Maps for Environmentalists

Maps for Environmentalists

Thursday, August 16, 2012

Meghan MacLean

In College Woods at UNH, graduate student Meghan MacLean stands by a stream that feeds into the Oyster River, which flows into Great Bay, a National Estuarine Research Reserve.

New UNH App Makes Monitoring New Hampshire’s Coastal Watershed Easier.

Graduate student Meghan MacLean’s new software application won’t help you find the nearest barbecue joint. But if you live in New Hampshire’s Coastal Watershed, it will help you understand how your landscape is fragmenting and changing due to development.

Fragmentation of the natural habitat, especially of forests, has adversely affected many parts of the Coastal Watershed. For example, eelgrass meadows, the estuary’s nurseries, diminished by more than 50 percent from 1996 to 2008, according to UNH researcher Fred Short. This is just one indicator of poor water quality, which is generally attributed to the destruction of natural ecosystems through human development. The results of MacLean’s work have produced a better program for mapping forest fragmentation in the Coastal Watershed, created a map of the probability of invasive species presence, and also documented methods that can be used for remotely monitoring the effects of landscape change for years to come.

Map showing the coastal watershed for New Hampshire

 

New Hampshire’s Coastal Watershed comprises 10 percent of the total area of the state. Great Bay, a National Estuarine Research Reserve, is a critical component of the watershed, providing habitat for myriad fish and bird species. View map. More detailed maps below. 

“Practically speaking, my program, PolyFrag, is a specialized tool for mapping habitat fragmentation. It’s useful for land managers, town planning boards, and organizations such as The Nature Conservancy or the Environmental Protection Agency,” says MacLean, who’s earning her doctorate in natural resources and Earth systems science. “Now areas that might be vulnerable to invasive species can be identified remotely and the advancing of invasive species can possibly be mitigated.”

Within New Hampshire’s Coastal Watershed is Great Bay, a National Estuarine Research Reserve. Six different rivers feed into it. MacLean notes in her dissertation that from 1980 to 2010 there has been a 52 percent growth in population in this region.

Due to development, both of MacLean’s maps – the land cover map and the invasive species or PolyFrag map – represent a lot of fragmentation. On the computer, they both look like very complicated puzzles.
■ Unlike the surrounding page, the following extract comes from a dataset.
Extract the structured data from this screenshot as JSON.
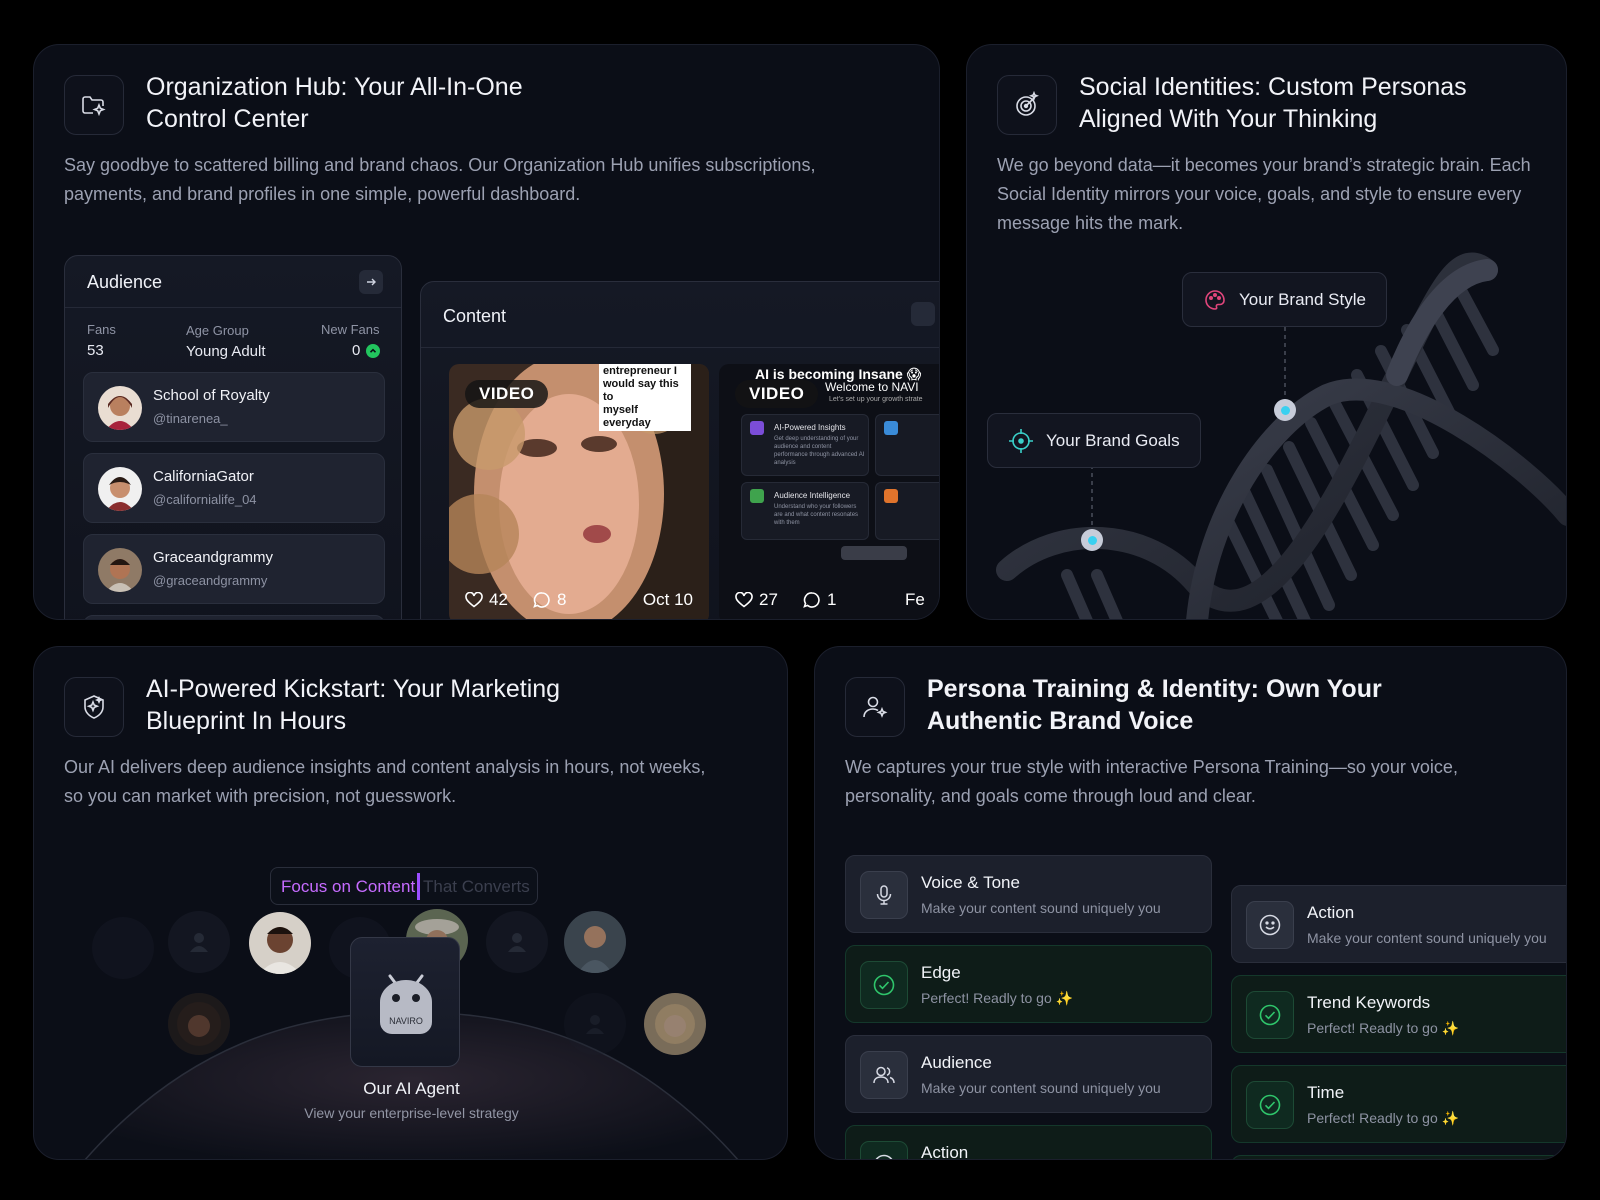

To create an updated land cover map of the region for studying fragmentation and invasive species spread, MacLean used Landsat images of the Coastal Watershed, invasive species data provided by the New Hampshire Nature Conservancy, and did fieldwork.

“Once I had a sampling of ground data, I could perform a classification to turn my Landsat images into a land cover map of the area,” says MacLean. Since Landsat takes a new image of the region every 14 days, for monitoring purposes, the PolyFrag maps can be updated often.

Currently, the most popular program for studying fragmentation is FRAGSTATS, a freely available software program. However, it only performs a statistical analysis in tabular form.

MacLean’s new program, PolyFrag does the same statistical analyses that FRAGSTATS does, but also has excellent visual display capabilities. Additionally, PolyFrag runs as an app within ArcGIS (esri®) software, a geographic information system program used widely throughout the world.

MacLean’s adviser, Russell Congalton, professor of remote sensing and geographic information systems, is editor-in-chief of one of the discipline’s leading journals, Photogrammetic Engineering and Remote Sensing. He also is the director of New Hampshire View (NHView), a website that promotes the use of remotely sensed data, hosted by the University of New Hampshire. ”

MacLean’s program, PolyFrag, will be open source software, available soon on the NHView website.

“I knew I wanted to go open source with this program,” says MacLean. “I like the idea that other people are able to modify the code to suit their purposes. My hope is that people will use it to study their own natural communities.

“The more people we can help, the better!”

Link to Land Cover Map

Land Cover Map of the New Hampshire Coastal Watershed

Using Landsat images of the Coastal Watershed, invasive species data provided by the New Hampshire Nature Conservancy, and fieldwork data, graduate student Meghan MacLean created an updated land cover map. View map.

Link to PolyFrag Map

PolyFrag Prediction Probability Map for the New Hampshire Coastal Watershed

Using PolyFrag, the computer software application that she designed, graduate student Meghan MacLean can translate land cover maps into probability maps that show an area’s vulnerability to invasive species. View map.